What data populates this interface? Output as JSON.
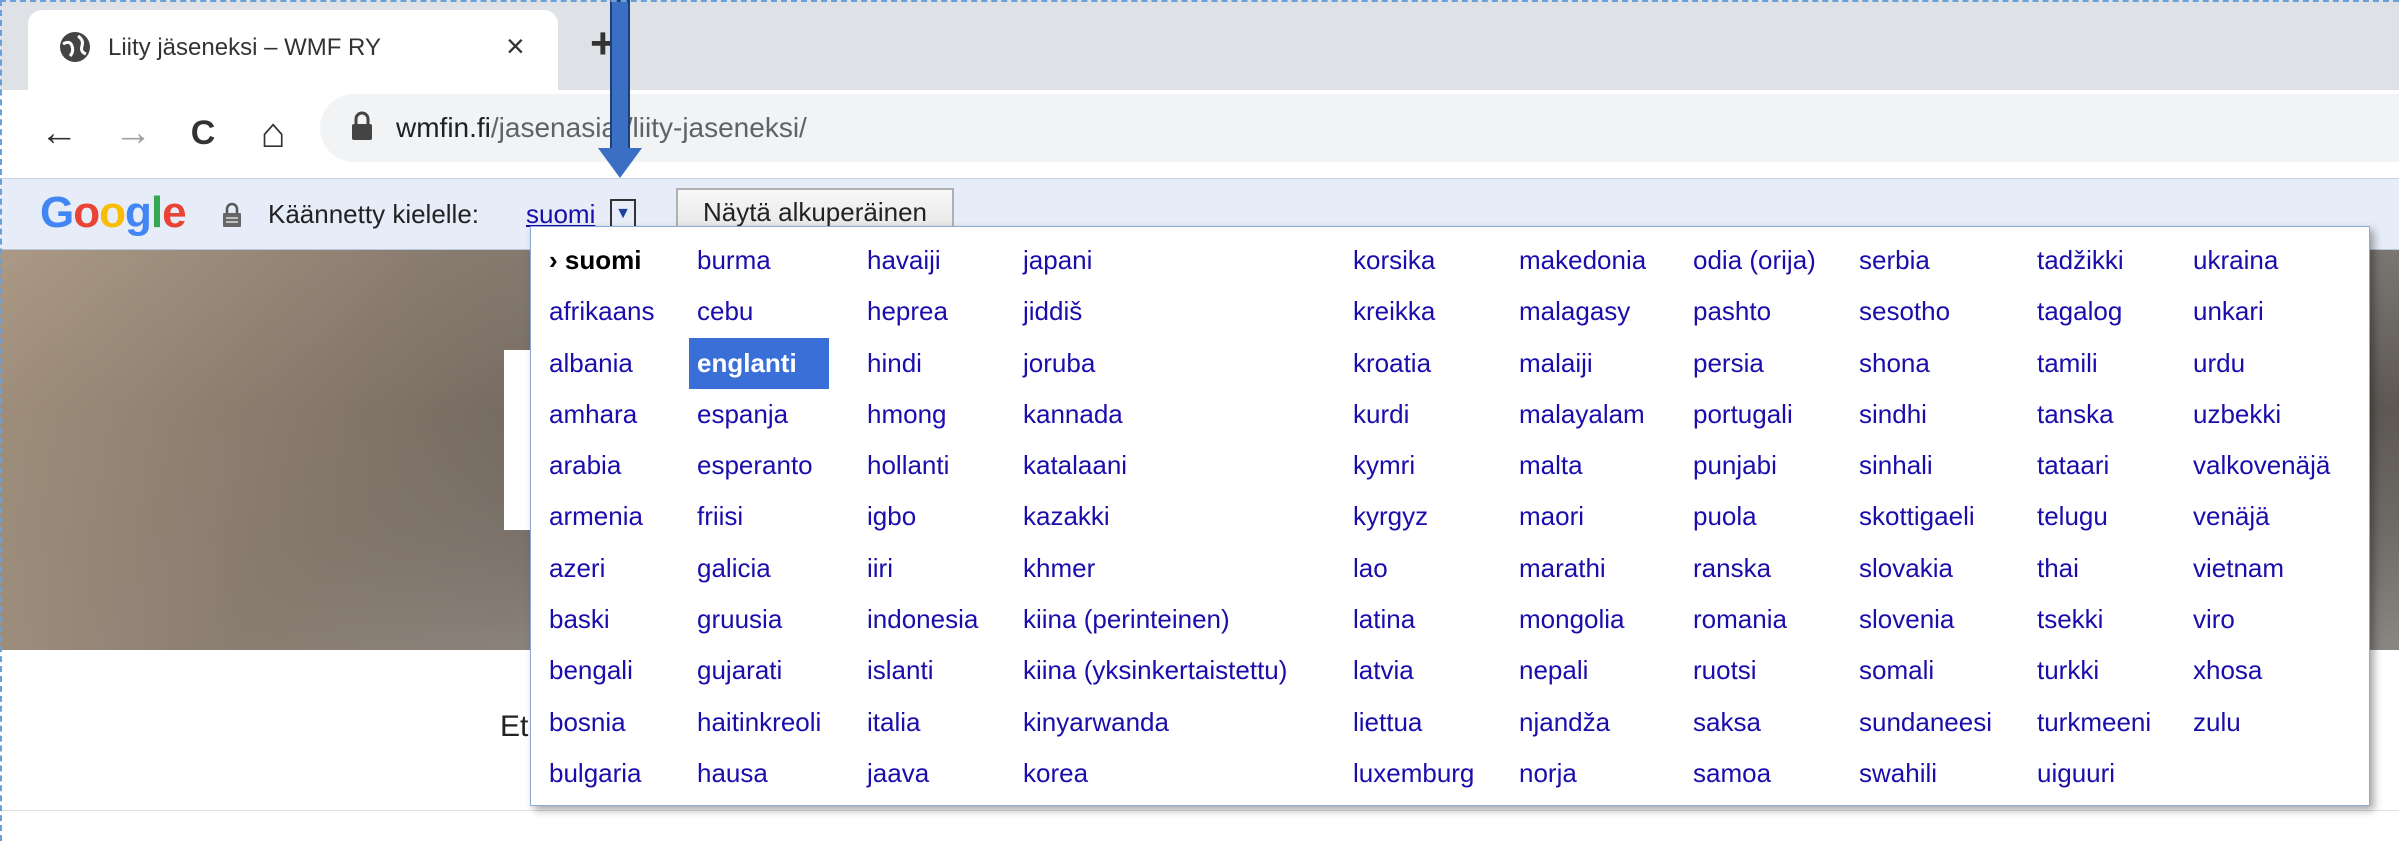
{
  "tab": {
    "title": "Liity jäseneksi – WMF RY",
    "close": "×",
    "new_tab": "+"
  },
  "toolbar": {
    "back": "←",
    "forward": "→",
    "reload": "C",
    "home": "⌂",
    "url_host": "wmfin.fi",
    "url_path": "/jasenasiat/liity-jaseneksi/"
  },
  "translate_bar": {
    "logo": [
      "G",
      "o",
      "o",
      "g",
      "l",
      "e"
    ],
    "label": "Käännetty kielelle:",
    "language": "suomi",
    "dropdown_glyph": "▼",
    "original_button": "Näytä alkuperäinen"
  },
  "page": {
    "text_fragment": "Et"
  },
  "menu": {
    "columns": [
      [
        "› suomi",
        "afrikaans",
        "albania",
        "amhara",
        "arabia",
        "armenia",
        "azeri",
        "baski",
        "bengali",
        "bosnia",
        "bulgaria"
      ],
      [
        "burma",
        "cebu",
        "englanti",
        "espanja",
        "esperanto",
        "friisi",
        "galicia",
        "gruusia",
        "gujarati",
        "haitinkreoli",
        "hausa"
      ],
      [
        "havaiji",
        "heprea",
        "hindi",
        "hmong",
        "hollanti",
        "igbo",
        "iiri",
        "indonesia",
        "islanti",
        "italia",
        "jaava"
      ],
      [
        "japani",
        "jiddiš",
        "joruba",
        "kannada",
        "katalaani",
        "kazakki",
        "khmer",
        "kiina (perinteinen)",
        "kiina (yksinkertaistettu)",
        "kinyarwanda",
        "korea"
      ],
      [
        "korsika",
        "kreikka",
        "kroatia",
        "kurdi",
        "kymri",
        "kyrgyz",
        "lao",
        "latina",
        "latvia",
        "liettua",
        "luxemburg"
      ],
      [
        "makedonia",
        "malagasy",
        "malaiji",
        "malayalam",
        "malta",
        "maori",
        "marathi",
        "mongolia",
        "nepali",
        "njandža",
        "norja"
      ],
      [
        "odia (orija)",
        "pashto",
        "persia",
        "portugali",
        "punjabi",
        "puola",
        "ranska",
        "romania",
        "ruotsi",
        "saksa",
        "samoa"
      ],
      [
        "serbia",
        "sesotho",
        "shona",
        "sindhi",
        "sinhali",
        "skottigaeli",
        "slovakia",
        "slovenia",
        "somali",
        "sundaneesi",
        "swahili"
      ],
      [
        "tadžikki",
        "tagalog",
        "tamili",
        "tanska",
        "tataari",
        "telugu",
        "thai",
        "tsekki",
        "turkki",
        "turkmeeni",
        "uiguuri"
      ],
      [
        "ukraina",
        "unkari",
        "urdu",
        "uzbekki",
        "valkovenäjä",
        "venäjä",
        "vietnam",
        "viro",
        "xhosa",
        "zulu"
      ]
    ],
    "current": "› suomi",
    "highlighted": "englanti"
  }
}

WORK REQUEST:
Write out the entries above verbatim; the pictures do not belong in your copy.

WRITTEN RESPONSE:
What data populates this interface? Output as JSON.
{
  "tab": {
    "title": "Liity jäseneksi – WMF RY",
    "close": "×",
    "new_tab": "+"
  },
  "toolbar": {
    "back": "←",
    "forward": "→",
    "reload": "C",
    "home": "⌂",
    "url_host": "wmfin.fi",
    "url_path": "/jasenasiat/liity-jaseneksi/"
  },
  "translate_bar": {
    "logo": [
      "G",
      "o",
      "o",
      "g",
      "l",
      "e"
    ],
    "label": "Käännetty kielelle:",
    "language": "suomi",
    "dropdown_glyph": "▼",
    "original_button": "Näytä alkuperäinen"
  },
  "page": {
    "text_fragment": "Et"
  },
  "menu": {
    "columns": [
      [
        "› suomi",
        "afrikaans",
        "albania",
        "amhara",
        "arabia",
        "armenia",
        "azeri",
        "baski",
        "bengali",
        "bosnia",
        "bulgaria"
      ],
      [
        "burma",
        "cebu",
        "englanti",
        "espanja",
        "esperanto",
        "friisi",
        "galicia",
        "gruusia",
        "gujarati",
        "haitinkreoli",
        "hausa"
      ],
      [
        "havaiji",
        "heprea",
        "hindi",
        "hmong",
        "hollanti",
        "igbo",
        "iiri",
        "indonesia",
        "islanti",
        "italia",
        "jaava"
      ],
      [
        "japani",
        "jiddiš",
        "joruba",
        "kannada",
        "katalaani",
        "kazakki",
        "khmer",
        "kiina (perinteinen)",
        "kiina (yksinkertaistettu)",
        "kinyarwanda",
        "korea"
      ],
      [
        "korsika",
        "kreikka",
        "kroatia",
        "kurdi",
        "kymri",
        "kyrgyz",
        "lao",
        "latina",
        "latvia",
        "liettua",
        "luxemburg"
      ],
      [
        "makedonia",
        "malagasy",
        "malaiji",
        "malayalam",
        "malta",
        "maori",
        "marathi",
        "mongolia",
        "nepali",
        "njandža",
        "norja"
      ],
      [
        "odia (orija)",
        "pashto",
        "persia",
        "portugali",
        "punjabi",
        "puola",
        "ranska",
        "romania",
        "ruotsi",
        "saksa",
        "samoa"
      ],
      [
        "serbia",
        "sesotho",
        "shona",
        "sindhi",
        "sinhali",
        "skottigaeli",
        "slovakia",
        "slovenia",
        "somali",
        "sundaneesi",
        "swahili"
      ],
      [
        "tadžikki",
        "tagalog",
        "tamili",
        "tanska",
        "tataari",
        "telugu",
        "thai",
        "tsekki",
        "turkki",
        "turkmeeni",
        "uiguuri"
      ],
      [
        "ukraina",
        "unkari",
        "urdu",
        "uzbekki",
        "valkovenäjä",
        "venäjä",
        "vietnam",
        "viro",
        "xhosa",
        "zulu"
      ]
    ],
    "current": "› suomi",
    "highlighted": "englanti"
  }
}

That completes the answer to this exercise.